    This posting concerns the "technical information" in paragraph (2)
    Here at the British Library Sound Archive, we have microfilms of
paperwork preserved by EMI Records. Quite a lot of technical information
exists; the problem is that it is generally typed using
difficult-to-interpret abbreviations. Some of these have been explained in
my article on acoustic recording (Historic Record June 1994 onwards; BL
microfilm numbers 360-362 and 385-391), while the information on electrical
recording using the Western Electric system has largely resisted analysis.
So I am posting this, to ask whether anyone has any details of the controls
and their settings on pre-1931 Western Electric recording equipment?
    If you can help and would rather contact me offline, my email address is
<[log in to unmask]>. I regret I may be unable to revisit this
listserv in the next couple of weeks.
    Many thanks in anticipation,
Peter Copeland

-----Original Message-----
From: [log in to unmask] [mailto:[log in to unmask]]
Sent: 23 October 2003 20:26
To: [log in to unmask]
Subject: Re: [ARSCLIST] 21st Century Discographies

----- Original Message -----
From: "David S Sager" <[log in to unmask]>
> I think that detailed notes concerning how the discographical
> information was obtained is from companies files, from
> interviews with musicians.  Thank goodness for Brian Rust, however I
> often wish I knew where he had gotten some of his details from!  Same
> for more current general and more focused discographies.
> Also useful would be to include technical information if available as
> to types of microphones, room size etc...
> I cannot see a discography having sound samples- call me old fashioned-
> a discography is a discography, used to identify factors that made up a
> recording should not be a recording itself.
> Photos from  recording sessions would be a nice touch.
1) Some of Rust's data came from original ledgers, where such exist; for
entries the label/catalog number data was probably found in the "New
sections of trade magazines like "Talking Machine Word," while personnel
probably found in periodicals like "Billboard" and "Variety" as well as
music magazines. As well, he had access to personal files of musicians like
Ed Kirkeby, who kept lists of all his recording sessions.

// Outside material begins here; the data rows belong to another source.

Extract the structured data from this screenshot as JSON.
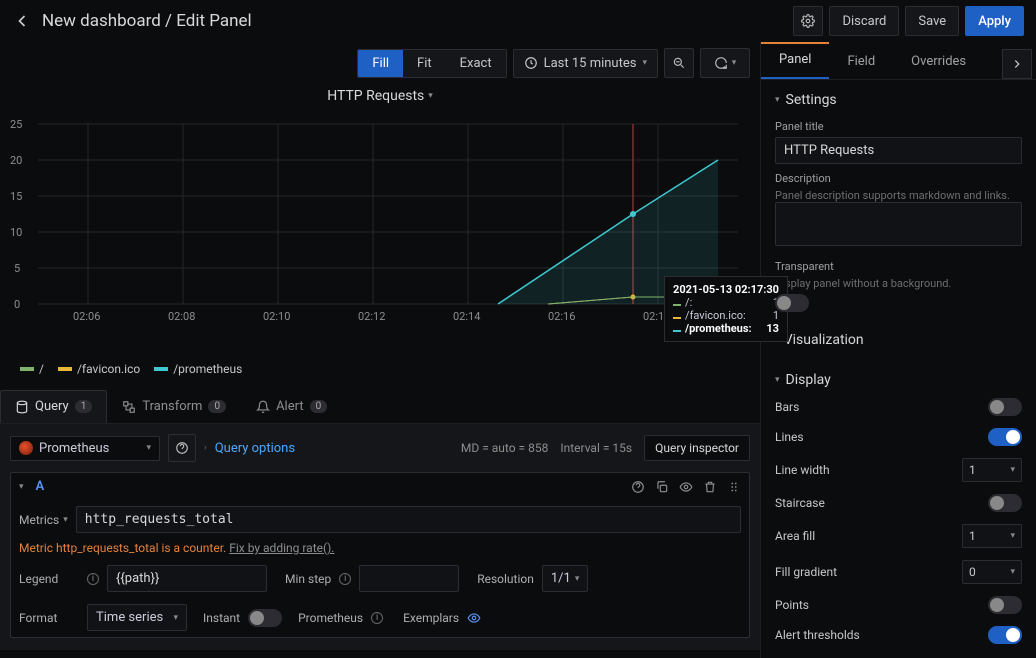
{
  "header": {
    "title": "New dashboard / Edit Panel",
    "discard": "Discard",
    "save": "Save",
    "apply": "Apply"
  },
  "toolbar": {
    "fill": "Fill",
    "fit": "Fit",
    "exact": "Exact",
    "time": "Last 15 minutes"
  },
  "panel": {
    "title": "HTTP Requests"
  },
  "chart_data": {
    "type": "line",
    "title": "HTTP Requests",
    "ylim": [
      0,
      25
    ],
    "y_ticks": [
      0,
      5,
      10,
      15,
      20,
      25
    ],
    "x_categories": [
      "02:06",
      "02:08",
      "02:10",
      "02:12",
      "02:14",
      "02:16",
      "02:18"
    ],
    "series": [
      {
        "name": "/",
        "color": "#7eb26d",
        "values": [
          null,
          null,
          null,
          null,
          null,
          1,
          1
        ]
      },
      {
        "name": "/favicon.ico",
        "color": "#eab839",
        "values": [
          null,
          null,
          null,
          null,
          null,
          1,
          1
        ]
      },
      {
        "name": "/prometheus",
        "color": "#3ec9d0",
        "values": [
          null,
          null,
          null,
          null,
          1,
          13,
          20
        ]
      }
    ],
    "cursor_x_label": "02:17",
    "tooltip": {
      "time": "2021-05-13 02:17:30",
      "rows": [
        {
          "label": "/:",
          "value": "1",
          "color": "#7eb26d"
        },
        {
          "label": "/favicon.ico:",
          "value": "1",
          "color": "#eab839"
        },
        {
          "label": "/prometheus:",
          "value": "13",
          "color": "#3ec9d0",
          "bold": true
        }
      ]
    }
  },
  "legend": [
    {
      "label": "/",
      "color": "#7eb26d"
    },
    {
      "label": "/favicon.ico",
      "color": "#eab839"
    },
    {
      "label": "/prometheus",
      "color": "#3ec9d0"
    }
  ],
  "qtabs": {
    "query": "Query",
    "query_badge": "1",
    "transform": "Transform",
    "transform_badge": "0",
    "alert": "Alert",
    "alert_badge": "0"
  },
  "datasource": {
    "name": "Prometheus",
    "query_options": "Query options",
    "meta1": "MD = auto = 858",
    "meta2": "Interval = 15s",
    "inspector": "Query inspector"
  },
  "query": {
    "letter": "A",
    "metrics_label": "Metrics",
    "metric_value": "http_requests_total",
    "warning_text": "Metric http_requests_total is a counter.",
    "warning_link": "Fix by adding rate().",
    "legend_label": "Legend",
    "legend_value": "{{path}}",
    "minstep_label": "Min step",
    "minstep_value": "",
    "resolution_label": "Resolution",
    "resolution_value": "1/1",
    "format_label": "Format",
    "format_value": "Time series",
    "instant_label": "Instant",
    "prom_label": "Prometheus",
    "exemplars_label": "Exemplars"
  },
  "rtabs": {
    "panel": "Panel",
    "field": "Field",
    "overrides": "Overrides"
  },
  "settings": {
    "heading": "Settings",
    "panel_title_label": "Panel title",
    "panel_title_value": "HTTP Requests",
    "desc_label": "Description",
    "desc_help": "Panel description supports markdown and links.",
    "desc_value": "",
    "transparent_label": "Transparent",
    "transparent_help": "Display panel without a background."
  },
  "viz": {
    "heading": "Visualization"
  },
  "display": {
    "heading": "Display",
    "bars": "Bars",
    "lines": "Lines",
    "line_width": "Line width",
    "line_width_val": "1",
    "staircase": "Staircase",
    "area_fill": "Area fill",
    "area_fill_val": "1",
    "fill_gradient": "Fill gradient",
    "fill_gradient_val": "0",
    "points": "Points",
    "alert_thresholds": "Alert thresholds"
  }
}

2) Technical information is often unavailable...or meaningless, since
references are often used which mean nothing to us today.

3) Discographies never included sound samples because there was no practical
way to do so before the "digital age." Note that the sound files would not
to be part of the discographic data, but if there were an archive of sound
files (i.e. PrGr) then a relationship could exist between the sound file
archive and the discographic data record, since both refer to the same
Steven C. Barr


Opening 14 November 2003 at the British Library Galleries :

"Chinese Printmaking Today", artworks by leading Chinese artists 1980-2000


The information contained in this e-mail is confidential and may be legally
privileged. It is intended for the addressee(s) only. If you are not the
intended recipient, please delete this e-mail and notify the
[log in to unmask] : The contents of this e-mail must not be disclosed or
copied without the sender's consent.

The statements and opinions expressed in this message are those of the
author and do not necessarily reflect those of the British Library. The
British Library does not take any responsibility for the views of the